Dataset entries:
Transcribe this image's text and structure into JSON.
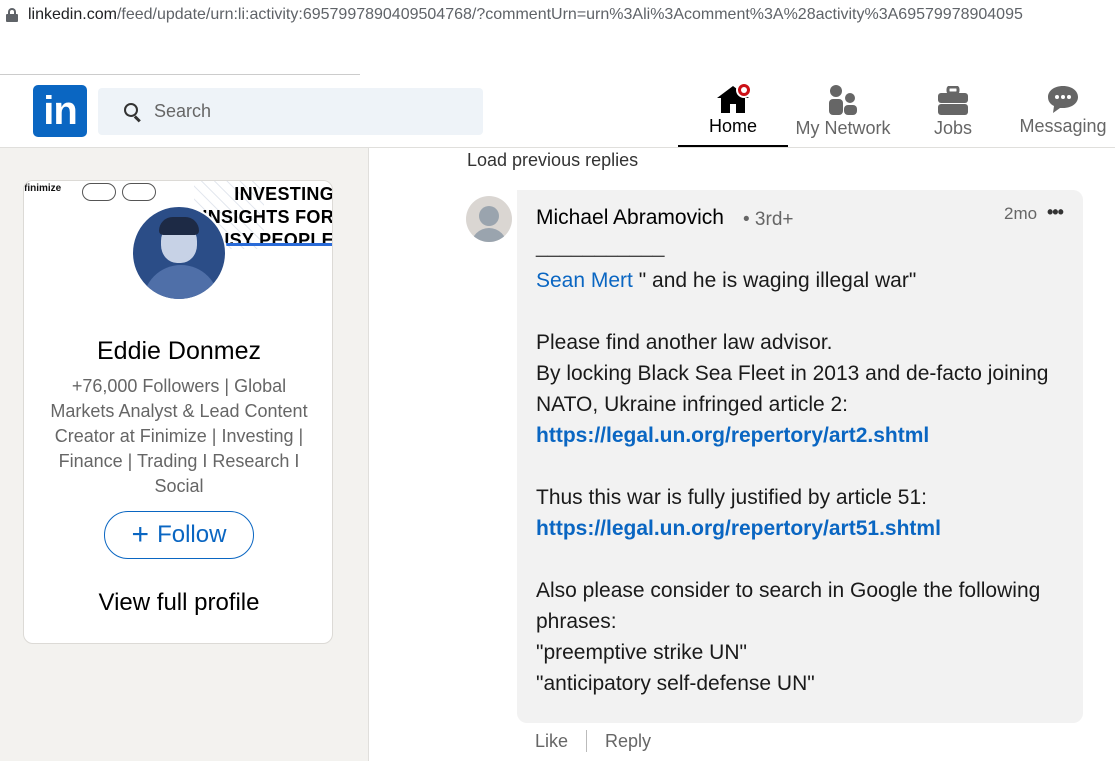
{
  "browser": {
    "url_host": "linkedin.com",
    "url_path": "/feed/update/urn:li:activity:6957997890409504768/?commentUrn=urn%3Ali%3Acomment%3A%28activity%3A69579978904095"
  },
  "nav": {
    "logo": "in",
    "search_placeholder": "Search",
    "items": [
      {
        "label": "Home",
        "icon": "home-icon",
        "active": true
      },
      {
        "label": "My Network",
        "icon": "network-icon"
      },
      {
        "label": "Jobs",
        "icon": "briefcase-icon"
      },
      {
        "label": "Messaging",
        "icon": "messaging-icon"
      }
    ]
  },
  "profile": {
    "banner_brand": "finimize",
    "banner_lines": [
      "INVESTING",
      "INSIGHTS FOR",
      "BUSY PEOPLE"
    ],
    "name": "Eddie Donmez",
    "headline": "+76,000 Followers | Global Markets Analyst & Lead Content Creator at Finimize | Investing | Finance | Trading I Research I Social",
    "follow_label": "Follow",
    "view_profile_label": "View full profile"
  },
  "thread": {
    "load_previous": "Load previous replies",
    "comment": {
      "author": "Michael Abramovich",
      "degree": "• 3rd+",
      "time": "2mo",
      "more": "•••",
      "separator": "___________",
      "mention": "Sean Mert",
      "line1_rest": " \" and he is waging illegal war\"",
      "p2_l1": "Please find another law advisor.",
      "p2_l2": "By locking Black Sea Fleet in 2013 and de-facto joining NATO, Ukraine infringed article 2:",
      "link1": "https://legal.un.org/repertory/art2.shtml",
      "p3": "Thus this war is fully justified by article 51:",
      "link2": "https://legal.un.org/repertory/art51.shtml",
      "p4_l1": "Also please consider to search in Google the following phrases:",
      "p4_l2": "\"preemptive strike UN\"",
      "p4_l3": "\"anticipatory self-defense UN\""
    },
    "actions": {
      "like": "Like",
      "reply": "Reply"
    }
  },
  "colors": {
    "brand": "#0a66c2",
    "notification": "#cc1016"
  }
}
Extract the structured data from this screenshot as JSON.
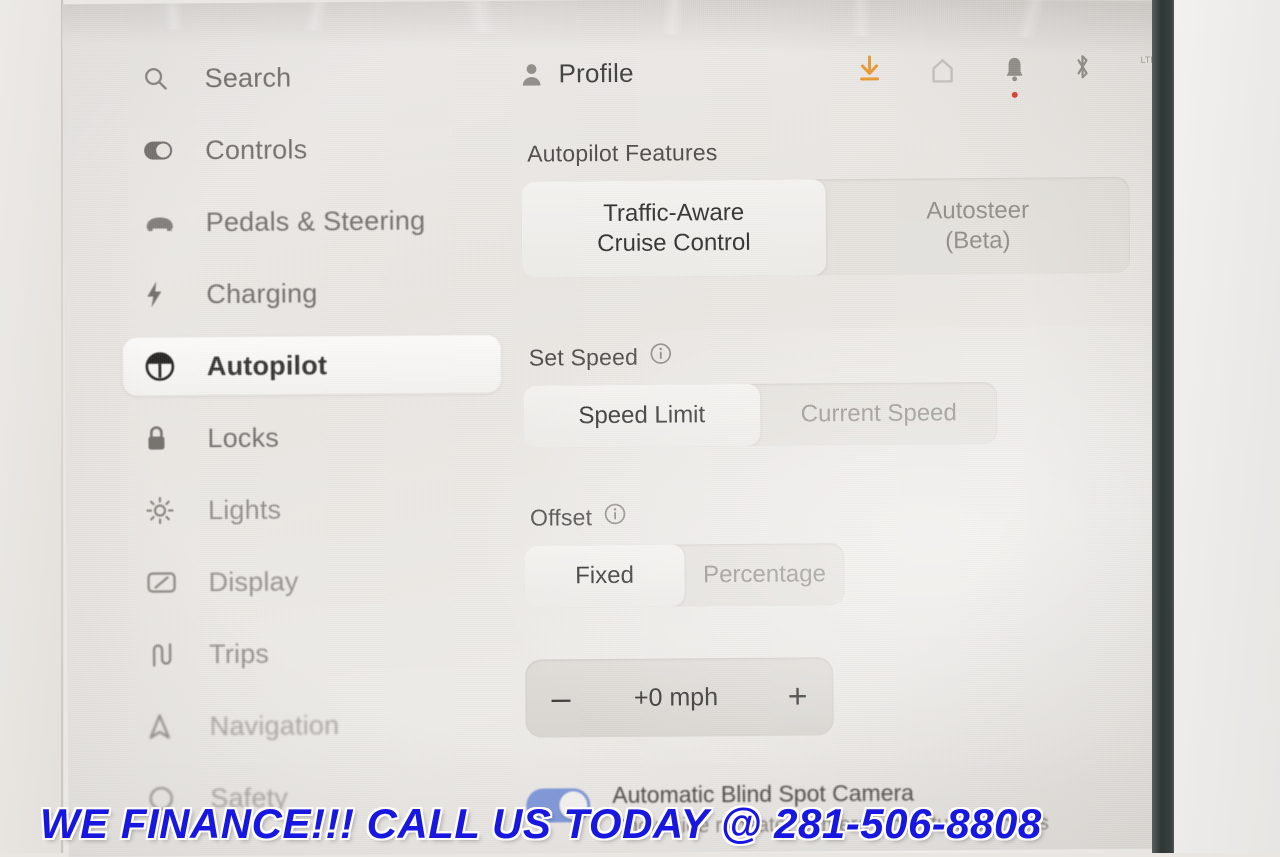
{
  "header": {
    "profile_label": "Profile",
    "icons": [
      {
        "name": "download-icon",
        "glyph": "download",
        "color": "#e8962e"
      },
      {
        "name": "home-icon",
        "glyph": "home",
        "color": "#b9b5af"
      },
      {
        "name": "notifications-bell-icon",
        "glyph": "bell",
        "color": "#8d8a85",
        "badge_color": "#d23b2f"
      },
      {
        "name": "bluetooth-icon",
        "glyph": "bluetooth",
        "color": "#8d8a85"
      },
      {
        "name": "lte-signal-icon",
        "glyph": "signal",
        "label": "LTE",
        "color": "#8d8a85"
      }
    ]
  },
  "sidebar": {
    "items": [
      {
        "label": "Search",
        "icon": "search-icon",
        "selected": false
      },
      {
        "label": "Controls",
        "icon": "toggle-icon",
        "selected": false
      },
      {
        "label": "Pedals & Steering",
        "icon": "car-icon",
        "selected": false
      },
      {
        "label": "Charging",
        "icon": "bolt-icon",
        "selected": false
      },
      {
        "label": "Autopilot",
        "icon": "steering-wheel-icon",
        "selected": true
      },
      {
        "label": "Locks",
        "icon": "lock-icon",
        "selected": false
      },
      {
        "label": "Lights",
        "icon": "sun-icon",
        "selected": false
      },
      {
        "label": "Display",
        "icon": "display-icon",
        "selected": false
      },
      {
        "label": "Trips",
        "icon": "trips-icon",
        "selected": false
      },
      {
        "label": "Navigation",
        "icon": "navigation-arrow-icon",
        "selected": false
      },
      {
        "label": "Safety",
        "icon": "safety-icon",
        "selected": false
      }
    ]
  },
  "main": {
    "features": {
      "label": "Autopilot Features",
      "options": [
        {
          "line1": "Traffic-Aware",
          "line2": "Cruise Control",
          "selected": true
        },
        {
          "line1": "Autosteer",
          "line2": "(Beta)",
          "selected": false
        }
      ]
    },
    "set_speed": {
      "label": "Set Speed",
      "info": "i",
      "options": [
        {
          "line1": "Speed Limit",
          "selected": true
        },
        {
          "line1": "Current Speed",
          "selected": false
        }
      ]
    },
    "offset": {
      "label": "Offset",
      "info": "i",
      "options": [
        {
          "line1": "Fixed",
          "selected": true
        },
        {
          "line1": "Percentage",
          "selected": false
        }
      ]
    },
    "stepper": {
      "minus": "–",
      "value": "+0 mph",
      "plus": "+"
    },
    "blind_spot": {
      "title": "Automatic Blind Spot Camera",
      "subtitle": "Show side repeater camera when turn signal is",
      "toggle_on": true,
      "toggle_color": "#7b94d8"
    }
  },
  "banner": {
    "text": "WE FINANCE!!! CALL US TODAY @ 281-506-8808",
    "color": "#1717e0",
    "outline_color": "#ffffff"
  }
}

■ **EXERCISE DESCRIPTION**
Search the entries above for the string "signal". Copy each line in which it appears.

■ **WRITTEN REPLY**
        "name": "lte-signal-icon",
        "glyph": "signal",
      "subtitle": "Show side repeater camera when turn signal is",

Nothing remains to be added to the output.